TASK ITEM
Whatever the records say, repeat them exactly as given.

BEGIN DATA EXTRACTS

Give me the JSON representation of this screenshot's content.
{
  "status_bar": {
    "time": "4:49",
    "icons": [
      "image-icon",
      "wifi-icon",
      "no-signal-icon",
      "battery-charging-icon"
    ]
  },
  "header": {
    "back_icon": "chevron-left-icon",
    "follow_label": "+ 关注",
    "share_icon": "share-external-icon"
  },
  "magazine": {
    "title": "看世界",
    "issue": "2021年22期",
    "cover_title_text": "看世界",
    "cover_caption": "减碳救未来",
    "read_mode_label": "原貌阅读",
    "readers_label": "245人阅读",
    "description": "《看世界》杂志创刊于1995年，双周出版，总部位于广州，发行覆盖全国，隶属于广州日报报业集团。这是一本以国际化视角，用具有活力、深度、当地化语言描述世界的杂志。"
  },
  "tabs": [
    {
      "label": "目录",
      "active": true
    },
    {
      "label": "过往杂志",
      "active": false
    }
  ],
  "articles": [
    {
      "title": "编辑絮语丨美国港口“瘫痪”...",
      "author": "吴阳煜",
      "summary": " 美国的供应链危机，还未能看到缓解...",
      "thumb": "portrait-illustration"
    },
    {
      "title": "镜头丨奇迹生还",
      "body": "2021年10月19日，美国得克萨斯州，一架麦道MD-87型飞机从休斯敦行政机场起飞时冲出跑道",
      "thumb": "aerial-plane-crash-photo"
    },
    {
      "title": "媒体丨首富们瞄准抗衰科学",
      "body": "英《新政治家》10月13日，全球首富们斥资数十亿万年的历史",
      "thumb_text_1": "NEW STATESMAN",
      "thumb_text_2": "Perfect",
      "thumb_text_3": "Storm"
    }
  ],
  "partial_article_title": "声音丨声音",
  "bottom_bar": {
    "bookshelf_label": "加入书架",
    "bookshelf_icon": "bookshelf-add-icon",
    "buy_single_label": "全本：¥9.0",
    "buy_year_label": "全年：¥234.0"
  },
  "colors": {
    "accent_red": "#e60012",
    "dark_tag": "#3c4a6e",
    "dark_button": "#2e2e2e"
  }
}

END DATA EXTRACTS

OUTPUT FOR THIS TASK
Give me the JSON representation of this screenshot's content.
{
  "status_bar": {
    "time": "4:49",
    "icons": [
      "image-icon",
      "wifi-icon",
      "no-signal-icon",
      "battery-charging-icon"
    ]
  },
  "header": {
    "back_icon": "chevron-left-icon",
    "follow_label": "+ 关注",
    "share_icon": "share-external-icon"
  },
  "magazine": {
    "title": "看世界",
    "issue": "2021年22期",
    "cover_title_text": "看世界",
    "cover_caption": "减碳救未来",
    "read_mode_label": "原貌阅读",
    "readers_label": "245人阅读",
    "description": "《看世界》杂志创刊于1995年，双周出版，总部位于广州，发行覆盖全国，隶属于广州日报报业集团。这是一本以国际化视角，用具有活力、深度、当地化语言描述世界的杂志。"
  },
  "tabs": [
    {
      "label": "目录",
      "active": true
    },
    {
      "label": "过往杂志",
      "active": false
    }
  ],
  "articles": [
    {
      "title": "编辑絮语丨美国港口“瘫痪”...",
      "author": "吴阳煜",
      "summary": " 美国的供应链危机，还未能看到缓解...",
      "thumb": "portrait-illustration"
    },
    {
      "title": "镜头丨奇迹生还",
      "body": "2021年10月19日，美国得克萨斯州，一架麦道MD-87型飞机从休斯敦行政机场起飞时冲出跑道",
      "thumb": "aerial-plane-crash-photo"
    },
    {
      "title": "媒体丨首富们瞄准抗衰科学",
      "body": "英《新政治家》10月13日，全球首富们斥资数十亿万年的历史",
      "thumb_text_1": "NEW STATESMAN",
      "thumb_text_2": "Perfect",
      "thumb_text_3": "Storm"
    }
  ],
  "partial_article_title": "声音丨声音",
  "bottom_bar": {
    "bookshelf_label": "加入书架",
    "bookshelf_icon": "bookshelf-add-icon",
    "buy_single_label": "全本：¥9.0",
    "buy_year_label": "全年：¥234.0"
  },
  "colors": {
    "accent_red": "#e60012",
    "dark_tag": "#3c4a6e",
    "dark_button": "#2e2e2e"
  }
}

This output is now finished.